Employee recognition is one of the most powerful tools for recruiting and retaining talent. This has been the case for years now and it’s certainly true now, especially since the COVID-19 pandemic made people realize that their employers don’t recognize their hard work. The simple fact is that if your team feels underappreciate and under-valued, they probably won’t be YOUR team for very much longer.
As such, it is a good idea to consider the many ways you can recognize the people who work for you, from regular day-to-day employees to high-quality contractors.
- Recognizing Milestones
The most obvious time and reason to celebrate a worker is if they hit a particular milestone. Maybe you’re celebrating the closing of a big project or recognizing that they’ve been with the company for so many years. Either way, it makes it seem like you’re paying attention to their accomplishments and makes them feel appreciated.

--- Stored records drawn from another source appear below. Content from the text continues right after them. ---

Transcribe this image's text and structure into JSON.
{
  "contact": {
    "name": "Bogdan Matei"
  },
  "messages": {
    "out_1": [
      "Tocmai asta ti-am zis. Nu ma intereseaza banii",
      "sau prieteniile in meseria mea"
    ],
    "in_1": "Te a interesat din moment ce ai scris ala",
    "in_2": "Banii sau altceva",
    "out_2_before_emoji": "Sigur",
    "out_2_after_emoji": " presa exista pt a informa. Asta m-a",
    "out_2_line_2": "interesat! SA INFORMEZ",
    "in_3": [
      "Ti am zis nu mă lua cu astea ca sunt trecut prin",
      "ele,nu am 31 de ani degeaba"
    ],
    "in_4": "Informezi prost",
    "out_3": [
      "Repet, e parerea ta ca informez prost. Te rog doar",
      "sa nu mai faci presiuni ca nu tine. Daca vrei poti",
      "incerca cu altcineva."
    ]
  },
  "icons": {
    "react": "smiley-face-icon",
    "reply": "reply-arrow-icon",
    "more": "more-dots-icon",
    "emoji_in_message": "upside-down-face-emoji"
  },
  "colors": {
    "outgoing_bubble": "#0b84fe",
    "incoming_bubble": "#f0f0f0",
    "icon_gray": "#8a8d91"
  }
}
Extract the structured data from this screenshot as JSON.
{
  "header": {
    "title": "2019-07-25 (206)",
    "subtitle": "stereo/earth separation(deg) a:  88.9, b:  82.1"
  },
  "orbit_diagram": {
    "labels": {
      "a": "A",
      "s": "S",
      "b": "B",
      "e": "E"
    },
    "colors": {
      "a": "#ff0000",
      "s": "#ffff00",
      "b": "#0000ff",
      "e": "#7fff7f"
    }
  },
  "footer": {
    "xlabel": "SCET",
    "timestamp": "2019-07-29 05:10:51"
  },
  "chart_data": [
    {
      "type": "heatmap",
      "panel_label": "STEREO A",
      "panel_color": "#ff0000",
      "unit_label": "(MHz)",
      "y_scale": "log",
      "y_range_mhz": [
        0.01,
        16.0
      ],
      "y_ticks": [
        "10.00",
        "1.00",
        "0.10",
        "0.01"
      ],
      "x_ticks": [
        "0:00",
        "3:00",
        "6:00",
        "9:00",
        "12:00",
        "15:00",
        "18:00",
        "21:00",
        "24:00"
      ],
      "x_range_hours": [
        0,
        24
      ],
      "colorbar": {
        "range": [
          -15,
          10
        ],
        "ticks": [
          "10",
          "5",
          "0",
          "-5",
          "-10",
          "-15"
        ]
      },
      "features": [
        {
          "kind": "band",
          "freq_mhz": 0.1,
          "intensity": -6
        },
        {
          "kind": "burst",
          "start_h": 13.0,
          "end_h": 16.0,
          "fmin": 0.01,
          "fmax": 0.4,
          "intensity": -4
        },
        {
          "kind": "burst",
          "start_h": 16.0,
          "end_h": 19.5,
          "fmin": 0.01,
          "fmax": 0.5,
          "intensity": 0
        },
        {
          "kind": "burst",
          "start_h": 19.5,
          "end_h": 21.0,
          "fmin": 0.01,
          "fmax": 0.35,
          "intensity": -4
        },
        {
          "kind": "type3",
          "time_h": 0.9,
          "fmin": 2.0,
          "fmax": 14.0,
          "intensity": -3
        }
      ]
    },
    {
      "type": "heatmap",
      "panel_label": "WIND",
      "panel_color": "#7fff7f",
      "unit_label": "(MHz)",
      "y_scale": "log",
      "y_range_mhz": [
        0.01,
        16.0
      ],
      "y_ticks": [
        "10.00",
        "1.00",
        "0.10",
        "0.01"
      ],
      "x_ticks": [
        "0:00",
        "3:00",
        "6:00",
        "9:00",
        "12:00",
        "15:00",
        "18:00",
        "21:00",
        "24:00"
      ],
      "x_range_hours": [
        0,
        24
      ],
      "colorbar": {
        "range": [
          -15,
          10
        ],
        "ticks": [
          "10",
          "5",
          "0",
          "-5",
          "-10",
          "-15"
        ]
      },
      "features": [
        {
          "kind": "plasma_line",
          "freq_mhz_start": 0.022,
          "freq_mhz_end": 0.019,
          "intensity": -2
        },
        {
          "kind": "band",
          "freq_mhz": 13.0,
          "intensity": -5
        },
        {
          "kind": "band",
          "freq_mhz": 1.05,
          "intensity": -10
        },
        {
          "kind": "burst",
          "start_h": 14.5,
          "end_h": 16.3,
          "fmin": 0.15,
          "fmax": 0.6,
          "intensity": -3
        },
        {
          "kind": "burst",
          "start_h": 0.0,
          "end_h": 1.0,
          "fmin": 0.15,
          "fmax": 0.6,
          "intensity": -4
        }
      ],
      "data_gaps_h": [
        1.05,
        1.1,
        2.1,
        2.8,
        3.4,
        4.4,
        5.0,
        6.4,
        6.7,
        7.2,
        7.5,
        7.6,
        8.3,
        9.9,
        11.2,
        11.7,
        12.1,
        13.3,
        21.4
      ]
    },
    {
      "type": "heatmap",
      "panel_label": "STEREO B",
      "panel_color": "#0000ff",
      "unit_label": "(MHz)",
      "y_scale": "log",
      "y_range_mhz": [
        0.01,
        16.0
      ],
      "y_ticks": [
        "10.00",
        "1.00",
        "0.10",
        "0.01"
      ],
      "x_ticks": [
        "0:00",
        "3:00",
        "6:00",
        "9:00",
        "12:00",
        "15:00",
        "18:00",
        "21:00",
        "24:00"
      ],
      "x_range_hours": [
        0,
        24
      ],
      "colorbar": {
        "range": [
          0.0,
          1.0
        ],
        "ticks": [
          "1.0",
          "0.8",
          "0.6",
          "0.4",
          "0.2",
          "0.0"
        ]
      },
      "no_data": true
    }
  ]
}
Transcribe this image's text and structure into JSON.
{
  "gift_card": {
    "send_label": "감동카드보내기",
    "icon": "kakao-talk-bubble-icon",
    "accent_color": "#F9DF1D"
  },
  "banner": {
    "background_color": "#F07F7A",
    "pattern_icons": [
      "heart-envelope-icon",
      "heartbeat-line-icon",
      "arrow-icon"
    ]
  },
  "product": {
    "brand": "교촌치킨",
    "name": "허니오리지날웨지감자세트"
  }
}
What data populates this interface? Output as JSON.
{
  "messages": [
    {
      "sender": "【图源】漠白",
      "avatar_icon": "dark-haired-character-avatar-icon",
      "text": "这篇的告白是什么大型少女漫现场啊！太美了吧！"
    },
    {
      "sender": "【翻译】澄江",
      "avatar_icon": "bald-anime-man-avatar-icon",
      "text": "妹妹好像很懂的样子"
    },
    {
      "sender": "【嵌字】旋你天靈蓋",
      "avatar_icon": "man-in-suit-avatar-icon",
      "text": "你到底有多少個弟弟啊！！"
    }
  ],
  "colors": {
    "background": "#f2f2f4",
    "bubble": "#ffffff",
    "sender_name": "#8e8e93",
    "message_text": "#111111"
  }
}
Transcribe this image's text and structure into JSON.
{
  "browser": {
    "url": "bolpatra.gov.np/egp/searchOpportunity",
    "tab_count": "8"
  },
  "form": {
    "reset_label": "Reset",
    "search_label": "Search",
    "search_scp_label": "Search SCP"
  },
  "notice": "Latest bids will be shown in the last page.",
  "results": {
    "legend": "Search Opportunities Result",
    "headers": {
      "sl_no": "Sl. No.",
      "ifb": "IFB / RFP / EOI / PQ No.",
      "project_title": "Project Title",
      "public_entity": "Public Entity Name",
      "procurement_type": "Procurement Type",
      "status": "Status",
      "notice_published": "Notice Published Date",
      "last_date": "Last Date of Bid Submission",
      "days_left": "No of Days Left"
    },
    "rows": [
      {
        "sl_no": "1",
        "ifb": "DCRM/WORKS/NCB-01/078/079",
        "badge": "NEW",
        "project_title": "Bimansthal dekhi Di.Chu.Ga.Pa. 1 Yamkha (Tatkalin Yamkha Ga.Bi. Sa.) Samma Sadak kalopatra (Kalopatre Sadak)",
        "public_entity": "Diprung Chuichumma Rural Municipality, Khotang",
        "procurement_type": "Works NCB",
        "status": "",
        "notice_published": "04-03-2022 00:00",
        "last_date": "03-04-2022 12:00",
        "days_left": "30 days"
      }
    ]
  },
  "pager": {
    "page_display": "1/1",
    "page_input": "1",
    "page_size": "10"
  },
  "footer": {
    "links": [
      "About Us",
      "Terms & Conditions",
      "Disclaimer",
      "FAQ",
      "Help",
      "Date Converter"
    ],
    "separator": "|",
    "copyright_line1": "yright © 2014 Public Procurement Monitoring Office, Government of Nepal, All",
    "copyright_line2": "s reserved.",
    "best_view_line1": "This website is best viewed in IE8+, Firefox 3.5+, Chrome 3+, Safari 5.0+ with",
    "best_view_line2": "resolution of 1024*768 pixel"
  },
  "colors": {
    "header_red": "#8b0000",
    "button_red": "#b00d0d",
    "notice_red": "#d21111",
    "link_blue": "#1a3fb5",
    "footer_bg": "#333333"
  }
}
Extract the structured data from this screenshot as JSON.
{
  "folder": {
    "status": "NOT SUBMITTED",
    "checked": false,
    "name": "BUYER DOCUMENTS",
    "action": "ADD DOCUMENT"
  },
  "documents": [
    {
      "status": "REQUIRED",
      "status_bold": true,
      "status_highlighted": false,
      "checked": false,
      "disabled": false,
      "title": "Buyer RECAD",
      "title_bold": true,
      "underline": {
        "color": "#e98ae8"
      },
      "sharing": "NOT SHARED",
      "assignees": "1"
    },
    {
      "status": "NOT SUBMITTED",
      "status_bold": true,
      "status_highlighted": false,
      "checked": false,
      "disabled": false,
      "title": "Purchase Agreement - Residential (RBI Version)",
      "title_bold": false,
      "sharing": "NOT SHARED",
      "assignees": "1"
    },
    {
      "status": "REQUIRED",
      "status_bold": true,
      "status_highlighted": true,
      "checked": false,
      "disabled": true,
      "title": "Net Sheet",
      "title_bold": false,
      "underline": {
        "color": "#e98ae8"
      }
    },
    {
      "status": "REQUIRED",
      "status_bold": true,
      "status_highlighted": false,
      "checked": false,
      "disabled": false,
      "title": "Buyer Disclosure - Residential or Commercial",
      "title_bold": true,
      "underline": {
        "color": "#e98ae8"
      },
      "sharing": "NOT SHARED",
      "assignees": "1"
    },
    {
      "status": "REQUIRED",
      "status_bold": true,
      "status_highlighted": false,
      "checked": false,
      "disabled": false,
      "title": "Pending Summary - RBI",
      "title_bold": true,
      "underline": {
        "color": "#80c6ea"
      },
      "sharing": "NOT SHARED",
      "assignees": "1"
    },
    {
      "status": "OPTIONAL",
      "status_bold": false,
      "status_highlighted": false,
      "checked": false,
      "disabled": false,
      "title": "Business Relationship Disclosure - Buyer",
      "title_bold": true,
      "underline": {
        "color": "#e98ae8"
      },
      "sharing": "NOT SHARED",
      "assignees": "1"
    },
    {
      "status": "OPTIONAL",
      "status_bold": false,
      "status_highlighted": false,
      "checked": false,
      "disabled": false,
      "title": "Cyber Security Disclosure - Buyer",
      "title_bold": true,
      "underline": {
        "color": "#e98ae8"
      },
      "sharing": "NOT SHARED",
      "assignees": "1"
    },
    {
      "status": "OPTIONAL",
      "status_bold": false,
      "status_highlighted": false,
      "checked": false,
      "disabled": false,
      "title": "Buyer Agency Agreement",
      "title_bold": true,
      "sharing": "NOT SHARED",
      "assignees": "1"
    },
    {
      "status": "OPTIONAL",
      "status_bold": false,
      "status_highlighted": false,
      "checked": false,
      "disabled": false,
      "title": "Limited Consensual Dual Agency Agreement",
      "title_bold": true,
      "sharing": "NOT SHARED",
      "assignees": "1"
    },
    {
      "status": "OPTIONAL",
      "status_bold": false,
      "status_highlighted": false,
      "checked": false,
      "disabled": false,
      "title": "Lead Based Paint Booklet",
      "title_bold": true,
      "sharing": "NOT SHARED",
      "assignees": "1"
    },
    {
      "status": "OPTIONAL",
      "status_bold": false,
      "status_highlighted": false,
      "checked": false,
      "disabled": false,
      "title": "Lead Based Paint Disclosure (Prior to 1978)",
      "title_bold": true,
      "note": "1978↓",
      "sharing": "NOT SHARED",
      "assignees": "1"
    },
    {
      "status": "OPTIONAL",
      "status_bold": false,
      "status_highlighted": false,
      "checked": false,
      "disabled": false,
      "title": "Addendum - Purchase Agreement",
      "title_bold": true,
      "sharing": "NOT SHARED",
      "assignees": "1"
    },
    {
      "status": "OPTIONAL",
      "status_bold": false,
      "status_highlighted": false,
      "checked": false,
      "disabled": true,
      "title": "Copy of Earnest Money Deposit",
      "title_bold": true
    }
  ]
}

- Ongoing Reward Programs
If you want to ensure that regular workers feel appreciated, consider starting some type of ongoing reward program. Create a point system, where employees can accumulate and cash in points for rewards. Alternatively, a department recognition board, where people can post citations, customer commendations, and notes about each other. This way everyone gets in on the act and shares their positivity.
- Providing Training Opportunities
One of the biggest reasons that employees leave their jobs is that they feel they have no opportunities to grow or learn. Investing in ongoing employee development programs not only improves job skills and helps troubleshoot skills shortages but also contributes to personal advancement and builds employee engagement.
- Making Work Adjustments
One of the best ways to make an employee feel appreciated is to show that you trust them. If you feel that someone is capable enough, give them additional authority and empower them to take actions without your direct okay. If there are multiple projects on your plate, consider giving them the choice of which one they want to work on.
- Offering Daily Feedback
No one needs a full progress report every day, but people like to know if they’re doing a good job. Make it a habit to offer just a bit of feedback every day (or week), even if it’s relatively minor.
- Prepare Regular Privileges
Some businesses have a grab bag of privileges that employees can draw from following an important accomplishment. These can vary from a free cup of coffee at a place that they like to a whole day off. You should adjust based on personal preferences what is realistic, but the surprise involved is a good way to get some smiles.
- Awarding Trophies & Gifts
Trophies, medals, and ribbons are an old standard for highlighting a stand-out employee, though if you want it to mean something, you will probably need to make a recurring thing rather than a one-off award. If you also want to recognize a long-time employee for their work, consider establishing and naming an award after them. If you have a “John Doe Award For Exceptional Customer Service,” you honor John every time you present it to someone else.
- Writing a Letter of Recognition
It might seem old-fashioned but sending an actual physical letter recognizing someone’s accomplishments can mean a lot in a world where most people only communicate through emails, cellphones, and Zoom calls. People generally like getting cards, but a hand-written letter shows a time investment that will leave people feeling appreciated for their work.
- Hosting An “Appreciation Night” Event
If your team has been working especially hard lately, reward them with a special night off, including food and drink. It’s an opportunity to recognize their accomplishments and promote comradery among your people. You can also invite any contractors or other third-party workers to thank them for a job well done.
- Promote A Third-Party’s Work To Others
If you’ve hired a contractor who has delivered strong work recently, the best way you can thank them is to send more work their way. Ask for some copies of their business card and feature them in your office. Most importantly, if you run into anyone who could use the contractor’s services, recommend them! And don’t forget to ask them to say, “My friend sent me!”
However, you choose to recognize your talent, the most important thing is that they know that you’re paying attention and appreciate their work. Few people enjoy having their work go unappreciated, so if you want to keep your workforce satisfied, try to show that you care.
About the author
Isaac Isaiah Carr, JD MBA is founder, CEO, and business attorney of CCSK Law, a kingdom-driven law firm. Launched 5 years ago, CCSK Law grew from a single member firm to a 10 person team. His areas of focus include business formation and strategy, contract writing, sales, and corporate finance. Often referred to as an entrepreneur with a law degree, Isaac is able to offer business strategy utilizing creative solutions guided by legal and accounting principles that are then well executed in law. Experience in a variety of industries including real estate, hospitality, automotive, e-commerce, professional services, and healthcare. Successfully negotiated and closed multi-million-dollar transactions, ranging from $1.8M to $10M, with private investors, corporate leaders, and municipalities. Ultimately, he builds sustainable structures for systematic growth. Graduated from Valparaiso University Law School summa cum laude with his Juris Doctorate as well as the AACSB-accredited Valparaiso University School of Business with his Master’s in Business Administration. Passionate about education in all forms, Isaac is involved in the nonprofit organizations of SCORE, Neighbors’ Educational Opportunities (NEO) and New Vistas High School, ValpoNext, and Music Neighbors.